Annual Adjustments by the IRS Help US Expats Minimize Foreign Income Tax
The IRS recently announced the annual inflation adjustments for tax year 2013, which will impact not only taxpayers living in the US, but those earning a foreign income working overseas. Americans living abroad will want to take note of these changes as they plan their foreign income deductions and witholdings for the year to come. In particular:
- For taxable years beginning in 2013, the Foreign Earned Income Exclusion amount is $97,600 (up from $95,100 for 2012), which also impacts other exclusions and credits on foreign income earned by taxpayers living abroad.
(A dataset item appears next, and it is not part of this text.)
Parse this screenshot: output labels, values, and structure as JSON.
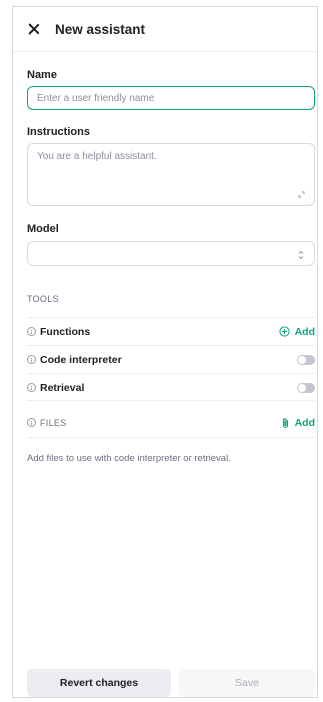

- The Alternative Minimum Tax exemption amount for tax year 2013 is $51,900 ($80,800, for married couples filing jointly), set by the American Taxpayer Relief Act of 2012, which indexes future amounts for inflation. The 2012 exemption amount was $50,600 ($78,750 for married couples filing jointly).
- The American Taxpayer Relief Act of 2012 added a limitation for itemized deductions claimed on 2013 returns of individuals with incomes of $250,000 or more ($300,000 for married couples filing jointly).
- The standard deduction rises to $6,100 ($12,200 for married couples filing jointly), up from $5,950 ($11,900 for married couples filing jointly) for tax year 2012.
The Foreign Earned Income Exclusion
In order to qualify for the Foreign Earned Income Exclusion:
- You must have earned foreign income
- Your tax home must be in a foreign country
- You must have passed the Bona Fide Residence Test or the Physical Presence Test
Please note that this increase will likely have an impact on the amount you claim for your Foreign Housing Allowance. With it, the IRS offers a deduction for a part of your foreign housing expense based on where you live and how many days you live outside the US. You can deduct up to 30% of the Foreign Earned Income Exclusion as part of your Foreign Housing Deduction on your US expat taxes. In other words, you are allowed to deduct a maximum of $29,280 for your housing expenses in 2013 ($97,600 x .30 = $29,280). The amount is not the same for every expat; the IRS makes some adjustments in this limit for expats living overseas in more than 400 geographic locations that they list in a table on their website.
Questions About Foreign Income?
If you plan on living overseas, it is important to plan now to minimize the US taxes you will owe on the foreign income you earn. If you have any questions about your US expat taxes, please contact our expat tax experts.